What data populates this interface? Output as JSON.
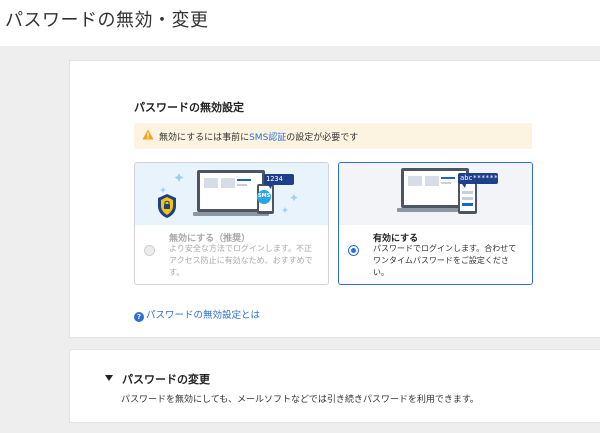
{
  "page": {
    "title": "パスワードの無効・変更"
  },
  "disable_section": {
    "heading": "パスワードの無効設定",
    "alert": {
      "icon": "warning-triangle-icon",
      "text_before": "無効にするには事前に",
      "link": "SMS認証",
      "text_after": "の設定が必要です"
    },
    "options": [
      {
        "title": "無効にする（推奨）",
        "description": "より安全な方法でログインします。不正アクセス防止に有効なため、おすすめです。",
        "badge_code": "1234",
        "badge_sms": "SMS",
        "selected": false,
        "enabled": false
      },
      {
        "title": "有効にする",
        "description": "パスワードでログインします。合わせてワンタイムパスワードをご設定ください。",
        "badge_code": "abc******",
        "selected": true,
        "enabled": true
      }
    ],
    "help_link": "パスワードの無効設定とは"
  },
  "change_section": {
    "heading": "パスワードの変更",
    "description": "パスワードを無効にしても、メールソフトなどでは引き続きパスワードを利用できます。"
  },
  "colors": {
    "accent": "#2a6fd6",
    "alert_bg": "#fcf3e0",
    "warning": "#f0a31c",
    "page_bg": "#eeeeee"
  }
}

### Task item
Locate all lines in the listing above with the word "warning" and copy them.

### Answer space
      "icon": "warning-triangle-icon",
    "warning": "#f0a31c",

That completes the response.